Just over a quarter (26%) said support levels had remained the same, and 7% said that while support was adequate, they are actually receiving less support now than before Covid struck.

Almost 47% of construction workers said their employer was not doing enough to combat rising stress levels: 9% were seeing more support, but not enough; 10% said support had dropped, and 29% saw support levels remain the same as before the pandemic.

It has been an incredibly difficult year for workers all over the UK, and across every sector. But when you’re part of an industry that’s notorious for below-average employee mental health, doing everything in your power to help your people manage their stress ought to be a key consideration for employers in construction. 


mental health: the new pandemic.

Our survey found that 42% of construction workers experienced declining mental health due to Covid-19;

  • 43% suffered from anxiety post-furlough.
  • 45% reported high levels of stress at work.
  • 20% took time off due to stress in the past year.
  • 55% received no help from their employer in terms of managing stress.

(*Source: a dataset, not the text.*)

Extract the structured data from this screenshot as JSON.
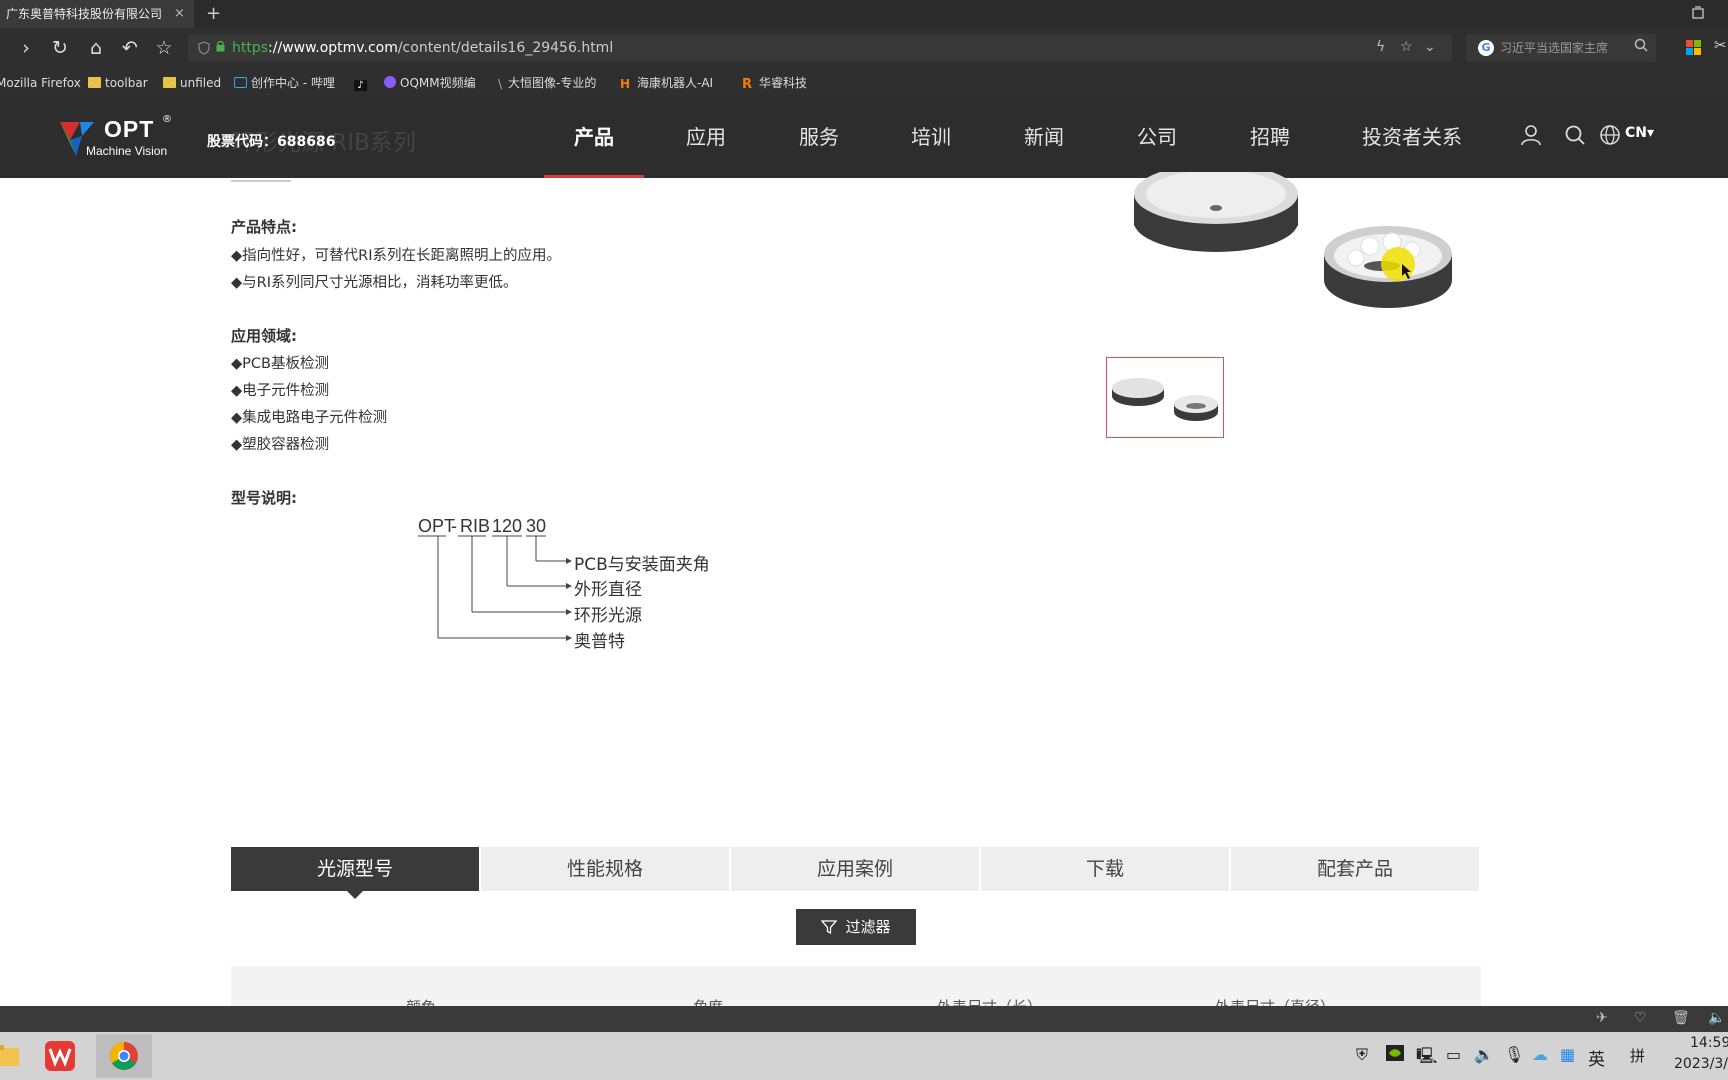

Furthermore, 50% had a poor onboarding experience when returning to work following lockdown, and 28% had no onboarding process at all. Onboarding might usually be the preserve of new starters, but people need an element of hand-holding as we adjust to our new normal. 

For employers then, how you reintroduce people to the workplace could be the difference between employees who thrive, and those who just about survive. 

“I’m doing their work whilst they’re on furlough”

“I feel under pressure to work harder and be more productive, even if this means working silly hours and never having a holiday”

re-building in the wake of covid.

Many of us are starting to see the light at the end of the Covid tunnel, but its repercussions will be felt for a long time to come.

Our mental and physical health has been affected; we’ve suffered losses, and upheaval; our careers have stalled, halted, or catapulted on the roll of a die; in actuality, life as we know it has been turned on its head. And it’s a reality we’re all trying to adapt to.

The construction industry faces an even greater challenge than most: in an industry already disproportionately affected by high-stress levels and poor mental health, the past year will have only served to deepen issues. With workers impacted to varying degrees, and in such different ways depending on role, location and seniority, it’ll be difficult to cater to the needs of everyone without connecting on a personal level, and finding out what support YOUR people actually need. 

As we begin to emerge from the pandemic, the most successful business leaders will be those with employee welfare at the forefront of their minds. The employers who recognise that their people need time to heal, and to adapt. The team leaders who focus on rebuilding workplace relationships, without losing the lessons of the past year.

Despite the fear and isolation, we’ve had a taste of freedom and flexibility; one that few will want to lose in its entirety. Keeping your workforce happy and content then will call for certain allowances.

A great many jobs in the construction industry call for workers to be onsite, but not all. Where office-based roles are concerned, people have – in the main – exploded the myth that their jobs have to be performed from one centralised location. But they’ve also exploded another myth: that everyone who can wants to work from home, all of the time.

The employees in our survey called for mental health and resilience training, for stress reduction sessions, and for workplace wellbeing champions who can lead the way when it comes to creating a culture that cares. They also demand safe working environments, stringent hygiene measures, and company-wide vaccinations to keep them, and their families, as far from Covid as a post-lockdown world will allow.